"Like so many of my generation, I grew up listening to Black Sabbath. They were one of the most important bands in my early life. Without them, I would't have become the musician I am." - Trent Reznor

"The godfathers of a genre. There's been no one who really touched on what Black Sabbath sounded like, with all the different nuances that they had as a group and encompassed across their catalogue. They really are the marquee heavy metal band of all time." - Slash

"Without Tony Iommi, heavy metal wouldn't exist. He is the creator of heavy. Tony is a legend. He took rock and roll and turned it into heavy metal." - Eddie Van Halen

Can you make a difference with a random heavy song in one album? Can you make a difference with just one album or a single performance or with just one cover or few dark lyrics? Probably it takes more than being the right time in the right place. Black Sabbath did in few years what others couldn't do in a lifetime and that was ground-breaking and changed everything. They set the biggest boulder and upon it the foundations of heavy metal were built. 

In 1980, once again, with a different line-up and approaching, Black Sabbath (and producer Martin Birch) defined-unlocked the "sound" with the album Heaven and Hell. From that year and on , heavy metal already had the "SOUND" and the structure. It wasn't "hard-rock-ish", "rock-driven" or "proto-metal" (funny term of the last years, if you want my opinion), or whatever; it is pure Heavy Metal now, in all terms, and that is more than obvious in the '80s, despite that thunder during February the 13th of 1970. There was heavy metal in the '70s, but from 1980 there is a real explosion and once again, Black Sabbath were there, setting with few others the template for 80s heavy metal.
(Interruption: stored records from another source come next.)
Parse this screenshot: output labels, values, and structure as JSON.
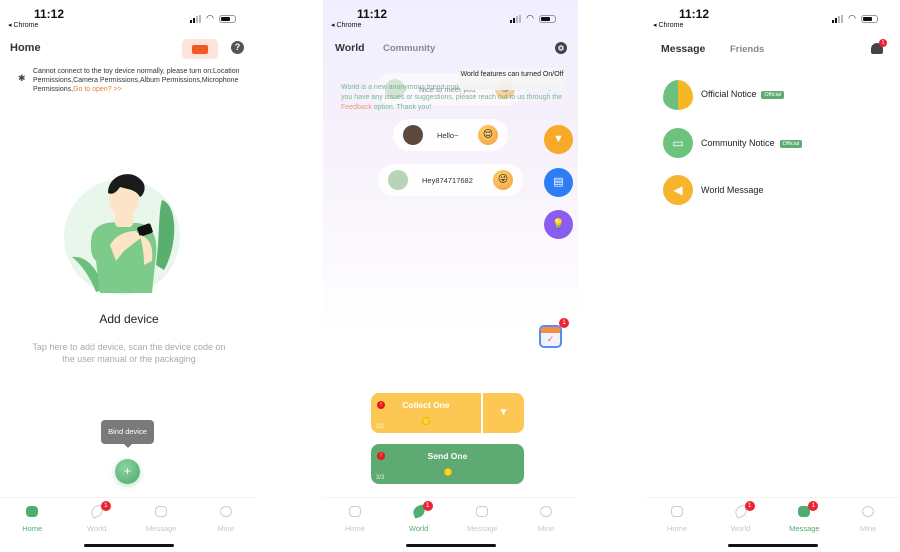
{
  "status_bar": {
    "time": "11:12",
    "back_app": "◂ Chrome"
  },
  "home_screen": {
    "title": "Home",
    "help_icon": "?",
    "warning": {
      "text": "Cannot connect to the toy device normally, please turn on:Location Permissions,Camera Permissions,Album Permissions,Microphone Permissions,",
      "link": "Go to open? >>"
    },
    "add_device_title": "Add device",
    "add_device_desc": "Tap here to add device, scan the device code on the user manual or the packaging",
    "bind_tooltip": "Bind device",
    "add_fab": "+"
  },
  "world_screen": {
    "tabs": [
      "World",
      "Community"
    ],
    "feature_tooltip": "World features can turned On/Off",
    "notice": {
      "text": "World is a new anonymous friend-making feature currently in testing! If you have any issues or suggestions, please reach out to us through the ",
      "link": "Feedback",
      "suffix": " option. Thank you!"
    },
    "bubbles": [
      {
        "text": "Nice to meet you",
        "emoji": "😋"
      },
      {
        "text": "Hello~",
        "emoji": "😌"
      },
      {
        "text": "Hey874717682",
        "emoji": "😜"
      }
    ],
    "side_buttons": [
      {
        "icon": "filter-icon",
        "glyph": "▼",
        "color": "#f7a928"
      },
      {
        "icon": "storage-icon",
        "glyph": "▤",
        "color": "#2f7df5"
      },
      {
        "icon": "bulb-icon",
        "glyph": "💡",
        "color": "#8a5cf0"
      }
    ],
    "calendar_badge": "1",
    "collect": {
      "label": "Collect One",
      "count": "2/2",
      "badge": "!"
    },
    "send": {
      "label": "Send One",
      "count": "3/3",
      "badge": "!"
    }
  },
  "message_screen": {
    "tabs": [
      "Message",
      "Friends"
    ],
    "bell_badge": "1",
    "items": [
      {
        "title": "Official Notice",
        "tag": "Official",
        "color": "#f5b825"
      },
      {
        "title": "Community Notice",
        "tag": "Official",
        "color": "#6cc37e"
      },
      {
        "title": "World Message",
        "tag": "",
        "color": "#f7b52d"
      }
    ]
  },
  "tabbar": {
    "items": [
      "Home",
      "World",
      "Message",
      "Mine"
    ],
    "world_badge": "1",
    "message_badge": "1"
  },
  "colors": {
    "accent_green": "#4fae6e",
    "orange": "#f07a35",
    "badge_red": "#ee2233"
  }
}
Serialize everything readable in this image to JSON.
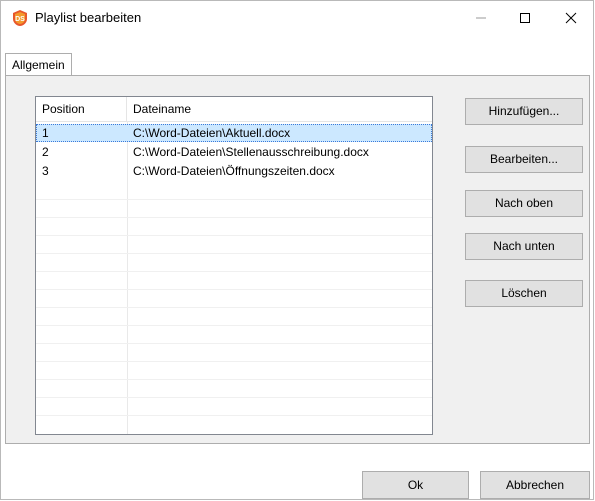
{
  "window": {
    "title": "Playlist bearbeiten",
    "icon": "ds-app-icon",
    "controls": {
      "minimize": "—",
      "maximize": "☐",
      "close": "✕"
    }
  },
  "tabs": [
    {
      "label": "Allgemein",
      "active": true
    }
  ],
  "list": {
    "columns": [
      "Position",
      "Dateiname"
    ],
    "rows": [
      {
        "position": "1",
        "filename": "C:\\Word-Dateien\\Aktuell.docx",
        "selected": true
      },
      {
        "position": "2",
        "filename": "C:\\Word-Dateien\\Stellenausschreibung.docx",
        "selected": false
      },
      {
        "position": "3",
        "filename": "C:\\Word-Dateien\\Öffnungszeiten.docx",
        "selected": false
      }
    ]
  },
  "buttons": {
    "add": "Hinzufügen...",
    "edit": "Bearbeiten...",
    "up": "Nach oben",
    "down": "Nach unten",
    "delete": "Löschen",
    "ok": "Ok",
    "cancel": "Abbrechen"
  },
  "colors": {
    "accent": "#e8572b",
    "selection": "#cce8ff",
    "panel": "#f0f0f0"
  }
}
More albums followed during '80s with many line-up changes (someone might say that those incarnations were a different act) but even if the music was more straight-forward, albums like Headless Cross and Tyr still remain as few of the decade's finest.

Did Black Sabbath know that they defined a genre? Did they do it on purpose? For sure, they knew that there was something "different" happening but it is a fact that when you will try to change the world, most likely you will fail. "Something" drives you to this direction and you will understand what you did only when the impact will surpass your existence.

"Black Sabbath - they invented heavy metal. And we should all thank them for doing it. Tony Iommi is the master guitarist. What he has done is remarkable, and helped to put this band beyond everyone. They should be very proud of what they have achieved. In metal, it all began with them and no one has ever done it better." - Sir Christopher Lee

(All quotes are taken from books - mainly the one in the Ten Year War box set - and interviews in magazines, like Metal Hammer)

Δεν υπάρχουν σχόλια:

Δημοσίευση σχολίου